External (sensory) chemoreceptors signal fluctuations in the pH and ion composition of water and in the composition of atmospheric gases. They also indicate the presence in the environment or oral cavity of nutrients, caustic or toxic substances, and special chemical signals exchanged between living organisms. Internal chemoreceptors, which are a type of interoceptor, are sensitive to the chemical constituents of blood and other internal fluids.

From the evolutionary standpoint, chemoreceptors are probably the most ancient receptor formations. The sensory chemoreceptors of vertebrates include the olfactory and gustatory cells situated in the organs of smell and taste, as well as the free nerve endings in the skin that perform the function of “general chemical sensation.” Olfactory and gustatory chemoreceptors are also distinguished on the basis of functional and morphological characteristics in some invertebrates, for example, insects. However, this distinction cannot always be made in the case of invertebrates, especially aquatic forms.

In molecular biology, the term “chemoreceptor” is also used to designate a subcellular formation, that is, a specialized macromolecular structure arranged on the external surface of the cell membrane, that interacts with the molecules of chemical stimuli. The term is also used to designate similar receptors in protozoans.
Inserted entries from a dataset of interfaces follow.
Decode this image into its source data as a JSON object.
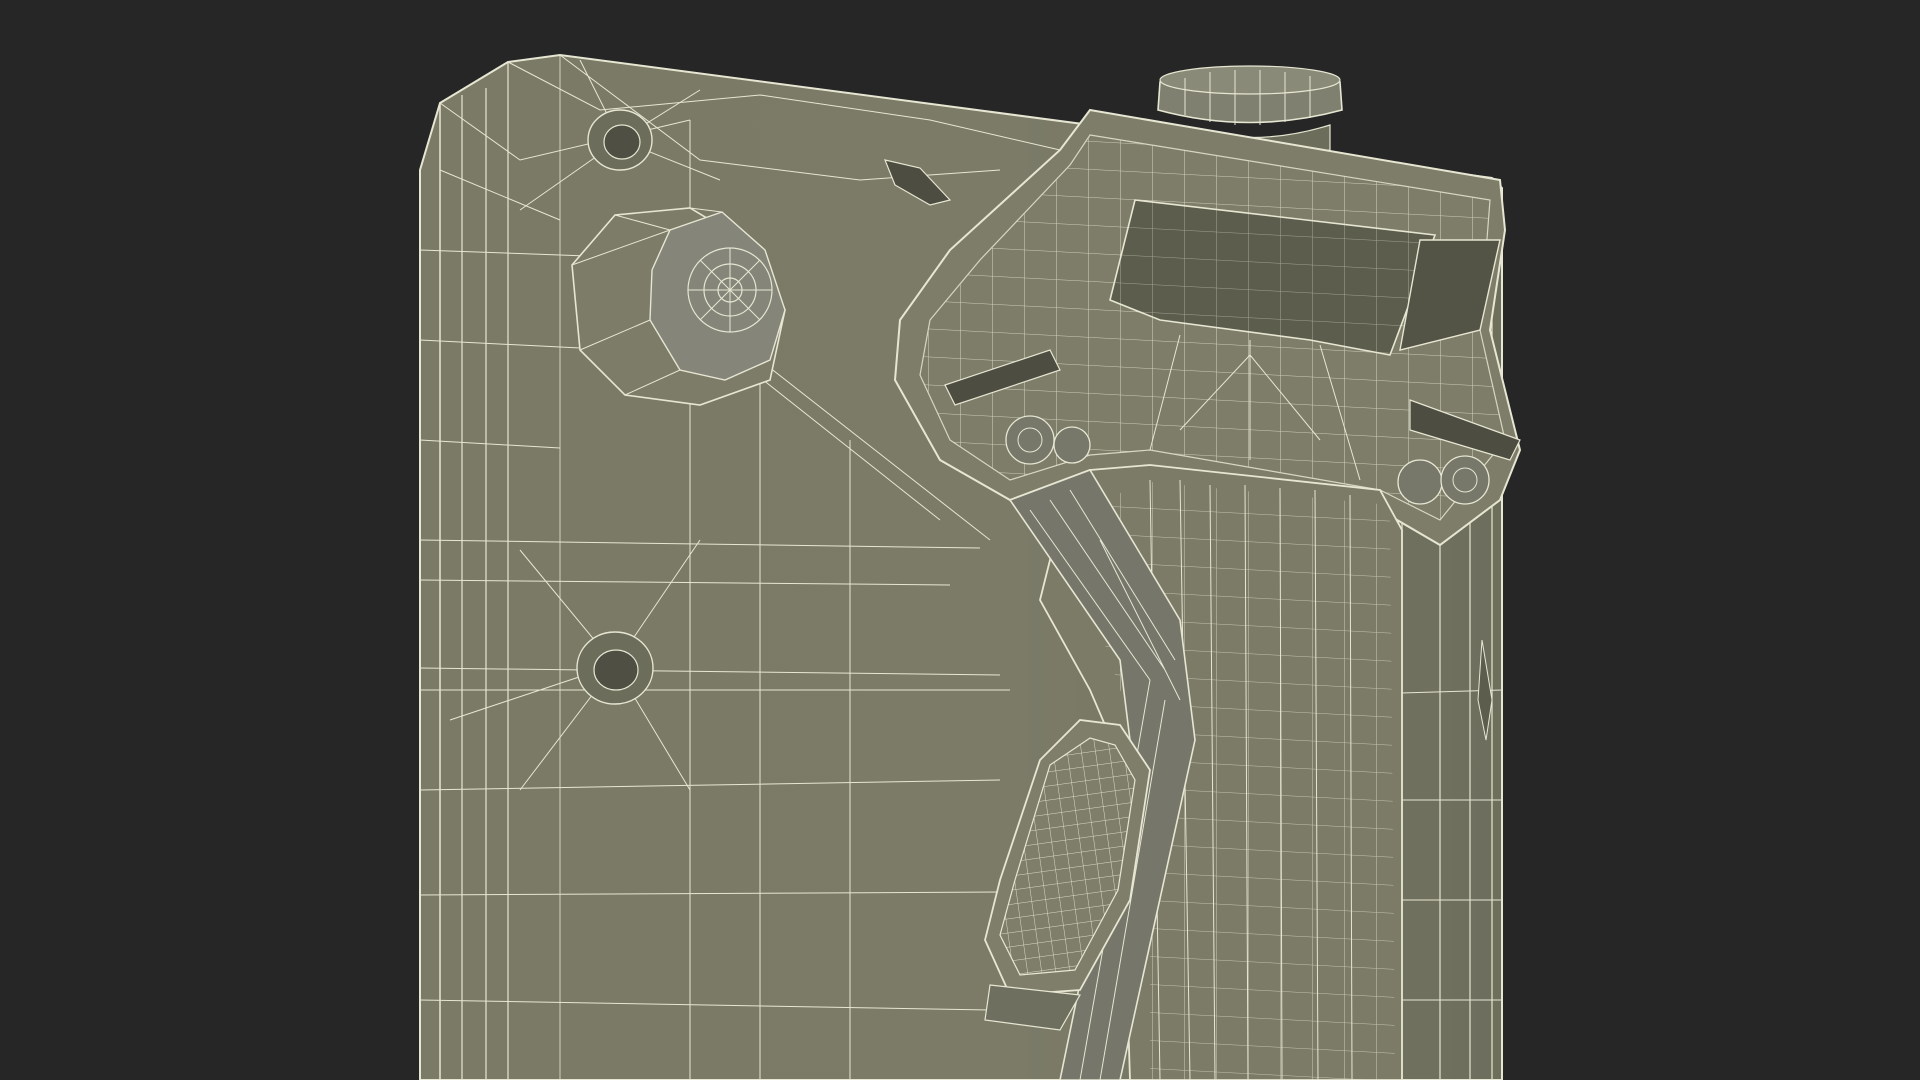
{
  "scene": {
    "subject": "wireframe-3d-model-render",
    "view": "perspective"
  },
  "colors": {
    "background": "#262626",
    "surface": "#7a7a67",
    "surface_light": "#8a8a76",
    "surface_dark": "#666656",
    "recess": "#585849",
    "wire": "#e6e6d2"
  }
}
A. V. MINOR

The Great Soviet Encyclopedia, 3rd Edition (1970-1979). © 2010 The Gale Group, Inc. All rights reserved.
References in periodicals archive ?
The effect of blood pressure upon chemoreceptor discharge to hypoxia, and the modification of this effect by the sympathetic-adrenal system.
Antagonistic frequency tuning of hair bundles by different chemoreceptors regulates nematocyst discharge.
(1994) Carotid body chemoreceptors: from natural stimuli to sensory discharges.
In many lepidopteran larvae, the chemosensilla or chemoreceptors present on galea, maxillary palp, and the inner surface of the labrum are involved in determining food preferences (Ishikawa 1963; Ma 1972; Dethier 1973; Stadler & Hanson 1975; De Boer et al.
Anker et al., "Peripheral chemoreceptor hypersensitivity: an ominous sign in patients with chronic heart failure," Circulation, vol.
But the peripheral chemoreceptors respond more rapidly to decreased or increased arterial oxygen partial pressure (PaO2), decreased or increased PaCO2, and increased or decreased arterial pH because there are no barriers at all to pass.
Cardiovascular adjustments induced by hypertonic saline in hemorrhagic rats: Involvement of carotid body chemoreceptors. Auton Neurosci 2011; 160: 37-41, doi: 10.1016/j.autneu.2010.11.009.
This stimulation of the peripheral chemoreceptors induces an increase in the activity of the autonomous sympathetic nervous system (ANS) and in the production on catecholamine.
Beneficial effects of oxygen could be related to changes in chemoreceptor stimulation, changes in breathing pattern, and/or stimulation of receptors related to gas flow through the upper airway.
in the anterior areas may act as tango-receptors or chemoreceptors. The dome-shaped structures may be concerned with the control of the attachment and detachment mechanism of the anterior adhesive sacs to help in maintenance of the parasite's adhesive attitude between gills.
These structures are cuticular extensions, with shafts of different shapes and sizes, that can function as mechanoreceptors and/or chemoreceptors. Most are bimodal mechanoreceptors-chemoreceptors, combining the anatomic characteristics and functions of the 2 types.
During wakefulness, the body responds to hypoxia and hypercapnia via peripheral chemoreceptors that communicate with the brain to initiate a breath.